Iomax had also been talking to the Kenyans about the Archangel, and formally objected to this FMS deal, claiming misrepresentation. There has since been separate investigations by the U.S. Air Force (USAF) and the U.S. Government Accountability Office (GAO). Last week, Air Tractor business development representative Tom Menker told AIN that both probes had cleared his company and L3 of any wrongdoing. The Pentagon has extended the validity of the FMS offer while Kenya’s political situation stabilizes, he added.
During the controversy, Iomax founder Ron Howard died unexpectedly.

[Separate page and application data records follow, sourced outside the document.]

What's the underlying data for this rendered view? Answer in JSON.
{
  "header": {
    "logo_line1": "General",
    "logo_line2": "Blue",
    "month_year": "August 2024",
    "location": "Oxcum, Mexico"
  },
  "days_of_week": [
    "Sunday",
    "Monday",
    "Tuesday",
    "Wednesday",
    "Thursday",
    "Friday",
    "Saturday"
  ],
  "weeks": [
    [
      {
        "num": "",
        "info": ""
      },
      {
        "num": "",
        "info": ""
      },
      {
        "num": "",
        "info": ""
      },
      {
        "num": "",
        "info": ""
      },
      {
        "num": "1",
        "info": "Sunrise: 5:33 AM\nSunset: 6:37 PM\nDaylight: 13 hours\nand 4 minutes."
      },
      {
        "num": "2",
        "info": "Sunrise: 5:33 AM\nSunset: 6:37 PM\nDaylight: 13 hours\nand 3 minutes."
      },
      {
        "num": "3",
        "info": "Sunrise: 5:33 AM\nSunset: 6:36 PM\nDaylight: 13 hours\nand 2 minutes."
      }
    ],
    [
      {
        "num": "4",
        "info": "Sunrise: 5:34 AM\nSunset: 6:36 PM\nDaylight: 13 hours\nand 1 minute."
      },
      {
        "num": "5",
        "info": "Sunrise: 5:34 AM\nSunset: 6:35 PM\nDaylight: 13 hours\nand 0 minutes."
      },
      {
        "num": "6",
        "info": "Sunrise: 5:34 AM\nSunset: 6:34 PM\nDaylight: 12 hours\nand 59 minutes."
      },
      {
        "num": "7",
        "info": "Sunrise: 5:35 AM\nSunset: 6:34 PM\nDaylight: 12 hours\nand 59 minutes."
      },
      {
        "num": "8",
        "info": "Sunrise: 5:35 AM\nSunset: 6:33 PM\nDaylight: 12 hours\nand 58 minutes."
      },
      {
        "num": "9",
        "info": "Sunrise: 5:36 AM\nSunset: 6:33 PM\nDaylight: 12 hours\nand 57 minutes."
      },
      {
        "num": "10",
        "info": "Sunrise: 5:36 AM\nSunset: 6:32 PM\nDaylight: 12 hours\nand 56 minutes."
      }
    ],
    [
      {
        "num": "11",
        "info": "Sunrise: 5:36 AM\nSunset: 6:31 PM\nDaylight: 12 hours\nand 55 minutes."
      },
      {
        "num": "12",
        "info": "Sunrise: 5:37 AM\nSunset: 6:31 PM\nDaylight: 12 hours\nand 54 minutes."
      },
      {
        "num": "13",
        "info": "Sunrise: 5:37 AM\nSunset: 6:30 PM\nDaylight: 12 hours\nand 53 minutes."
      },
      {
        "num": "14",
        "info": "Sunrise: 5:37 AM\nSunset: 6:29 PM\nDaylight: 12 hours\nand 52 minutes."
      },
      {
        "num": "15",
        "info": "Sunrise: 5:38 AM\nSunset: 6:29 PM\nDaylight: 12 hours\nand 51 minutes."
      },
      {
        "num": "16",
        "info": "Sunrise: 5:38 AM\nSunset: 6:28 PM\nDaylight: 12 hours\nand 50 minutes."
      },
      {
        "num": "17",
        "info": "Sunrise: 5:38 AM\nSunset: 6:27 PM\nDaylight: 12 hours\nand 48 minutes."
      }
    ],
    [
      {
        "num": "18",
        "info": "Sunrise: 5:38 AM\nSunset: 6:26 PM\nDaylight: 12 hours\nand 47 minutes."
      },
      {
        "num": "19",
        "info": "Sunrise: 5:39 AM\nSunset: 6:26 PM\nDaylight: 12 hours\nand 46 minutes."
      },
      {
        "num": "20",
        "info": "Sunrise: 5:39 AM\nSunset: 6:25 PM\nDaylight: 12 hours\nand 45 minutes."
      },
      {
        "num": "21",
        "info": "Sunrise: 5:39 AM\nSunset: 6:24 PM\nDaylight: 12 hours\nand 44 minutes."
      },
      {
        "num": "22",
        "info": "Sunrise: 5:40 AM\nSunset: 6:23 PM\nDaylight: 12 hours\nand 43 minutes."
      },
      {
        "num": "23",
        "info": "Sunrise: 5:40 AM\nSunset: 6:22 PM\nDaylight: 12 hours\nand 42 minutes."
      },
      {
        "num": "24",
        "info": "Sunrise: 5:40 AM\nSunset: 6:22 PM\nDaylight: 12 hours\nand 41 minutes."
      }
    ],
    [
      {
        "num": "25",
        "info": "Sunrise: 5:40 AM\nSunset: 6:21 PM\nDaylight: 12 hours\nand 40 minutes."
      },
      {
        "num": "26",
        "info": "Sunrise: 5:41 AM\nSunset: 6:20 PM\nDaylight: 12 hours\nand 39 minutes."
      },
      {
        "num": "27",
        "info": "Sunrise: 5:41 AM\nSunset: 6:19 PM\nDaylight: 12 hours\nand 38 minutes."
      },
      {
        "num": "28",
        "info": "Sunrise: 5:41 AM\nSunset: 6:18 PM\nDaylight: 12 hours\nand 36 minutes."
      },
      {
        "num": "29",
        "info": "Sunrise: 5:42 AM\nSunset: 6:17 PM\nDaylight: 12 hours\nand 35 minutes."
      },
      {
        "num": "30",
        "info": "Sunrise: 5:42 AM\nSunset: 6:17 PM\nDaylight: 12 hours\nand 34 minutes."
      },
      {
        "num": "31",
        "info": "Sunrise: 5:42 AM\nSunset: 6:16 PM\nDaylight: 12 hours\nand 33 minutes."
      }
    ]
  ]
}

His son K.C Howard has taken over as president and CEO. He told AIN that the aircraft supplied by Iomax have already delivered “over 4,000 munitions…laser-guided bombs, Hellfire missiles and rockets.” He said that Egypt has formally requested more aircraft from Iomax, and that there is significant market potential throughout Africa and Central and South America.
Iomax has brought its upgraded Archangel Block II demonstrator to Dubai. It has the very large L3 Wescam MX-25 sensor ball fitted, as well as the now-familiar array of weaponry.
Further down the static line, the L3 LongSword demonstrator comes to Dubai after recently participating in the USAF’s Light Attack Experiment flying trials at Holloman Air Force Base. The service evaluated three other more conventional solutions for lower-cost CAS there: the Textron Scorpion jet, along with the Beechcraft AT-6 Wolverine and Embraer Super Tucano turboprops. A report on the trials is due shortly; USAF vice chief of staff General Steven Wilson told AIN in Dubai last Saturday that even the most radical of the four—for example, the Longsword—was under serious consideration.